# [Work to be completed]
Give the entries again exactly; drop the pictures.
##### Input data
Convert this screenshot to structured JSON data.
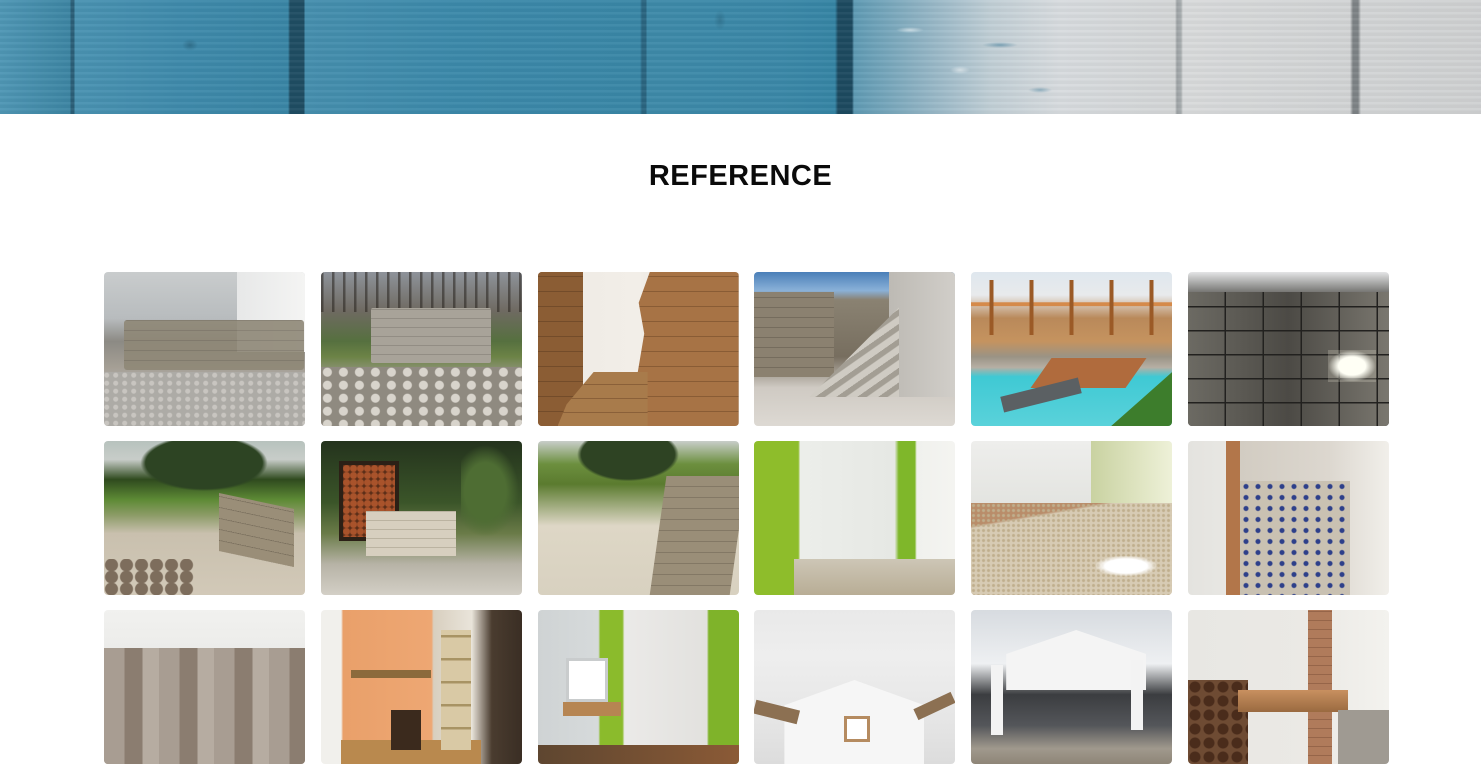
{
  "hero": {
    "description_icon": "painted-wood-banner"
  },
  "section": {
    "title": "REFERENCE"
  },
  "gallery": {
    "tiles": [
      {
        "icon": "stone-wall-photo"
      },
      {
        "icon": "stone-wall-hillside-photo"
      },
      {
        "icon": "brick-cladding-interior-photo"
      },
      {
        "icon": "stone-staircase-photo"
      },
      {
        "icon": "pool-pergola-photo"
      },
      {
        "icon": "tiled-floor-photo"
      },
      {
        "icon": "garden-wall-tree-photo"
      },
      {
        "icon": "firewood-shed-photo"
      },
      {
        "icon": "wall-gravel-photo"
      },
      {
        "icon": "green-wall-room-photo"
      },
      {
        "icon": "empty-room-floor-photo"
      },
      {
        "icon": "tile-laying-photo"
      },
      {
        "icon": "patterned-tile-floor-photo"
      },
      {
        "icon": "orange-room-furniture-photo"
      },
      {
        "icon": "green-wall-window-photo"
      },
      {
        "icon": "attic-room-photo"
      },
      {
        "icon": "attic-construction-photo"
      },
      {
        "icon": "workshop-brick-column-photo"
      }
    ]
  }
}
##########
# [Written answer]
Convert this screenshot to structured JSON data.
{
  "hero": {
    "description_icon": "painted-wood-banner"
  },
  "section": {
    "title": "REFERENCE"
  },
  "gallery": {
    "tiles": [
      {
        "icon": "stone-wall-photo"
      },
      {
        "icon": "stone-wall-hillside-photo"
      },
      {
        "icon": "brick-cladding-interior-photo"
      },
      {
        "icon": "stone-staircase-photo"
      },
      {
        "icon": "pool-pergola-photo"
      },
      {
        "icon": "tiled-floor-photo"
      },
      {
        "icon": "garden-wall-tree-photo"
      },
      {
        "icon": "firewood-shed-photo"
      },
      {
        "icon": "wall-gravel-photo"
      },
      {
        "icon": "green-wall-room-photo"
      },
      {
        "icon": "empty-room-floor-photo"
      },
      {
        "icon": "tile-laying-photo"
      },
      {
        "icon": "patterned-tile-floor-photo"
      },
      {
        "icon": "orange-room-furniture-photo"
      },
      {
        "icon": "green-wall-window-photo"
      },
      {
        "icon": "attic-room-photo"
      },
      {
        "icon": "attic-construction-photo"
      },
      {
        "icon": "workshop-brick-column-photo"
      }
    ]
  }
}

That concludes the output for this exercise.